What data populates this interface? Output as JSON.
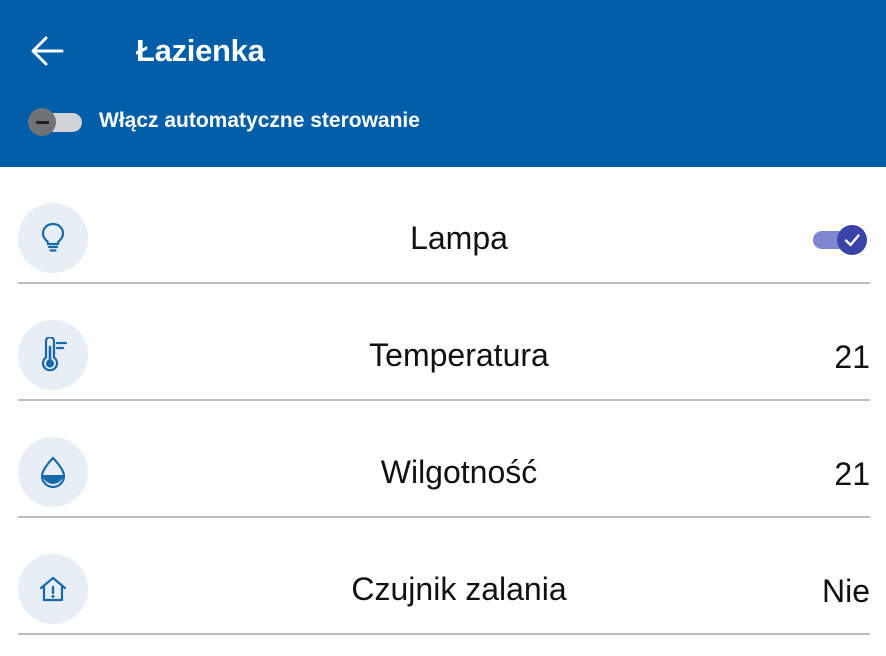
{
  "header": {
    "title": "Łazienka",
    "back_icon": "arrow-left-icon",
    "auto_control": {
      "label": "Włącz automatyczne sterowanie",
      "enabled": false
    }
  },
  "items": [
    {
      "icon": "lightbulb-icon",
      "label": "Lampa",
      "control": "toggle",
      "on": true
    },
    {
      "icon": "thermometer-icon",
      "label": "Temperatura",
      "value": "21"
    },
    {
      "icon": "water-drop-icon",
      "label": "Wilgotność",
      "value": "21"
    },
    {
      "icon": "home-alert-icon",
      "label": "Czujnik zalania",
      "value": "Nie"
    }
  ],
  "colors": {
    "appbar": "#005ea8",
    "icon_circle": "#e7eef6",
    "icon": "#1769aa",
    "toggle_on": "#3a43a8"
  }
}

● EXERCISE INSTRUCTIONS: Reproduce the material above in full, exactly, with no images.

● WRITTEN RESPONSE:
What data populates this interface? Output as JSON.
{
  "header": {
    "title": "Łazienka",
    "back_icon": "arrow-left-icon",
    "auto_control": {
      "label": "Włącz automatyczne sterowanie",
      "enabled": false
    }
  },
  "items": [
    {
      "icon": "lightbulb-icon",
      "label": "Lampa",
      "control": "toggle",
      "on": true
    },
    {
      "icon": "thermometer-icon",
      "label": "Temperatura",
      "value": "21"
    },
    {
      "icon": "water-drop-icon",
      "label": "Wilgotność",
      "value": "21"
    },
    {
      "icon": "home-alert-icon",
      "label": "Czujnik zalania",
      "value": "Nie"
    }
  ],
  "colors": {
    "appbar": "#005ea8",
    "icon_circle": "#e7eef6",
    "icon": "#1769aa",
    "toggle_on": "#3a43a8"
  }
}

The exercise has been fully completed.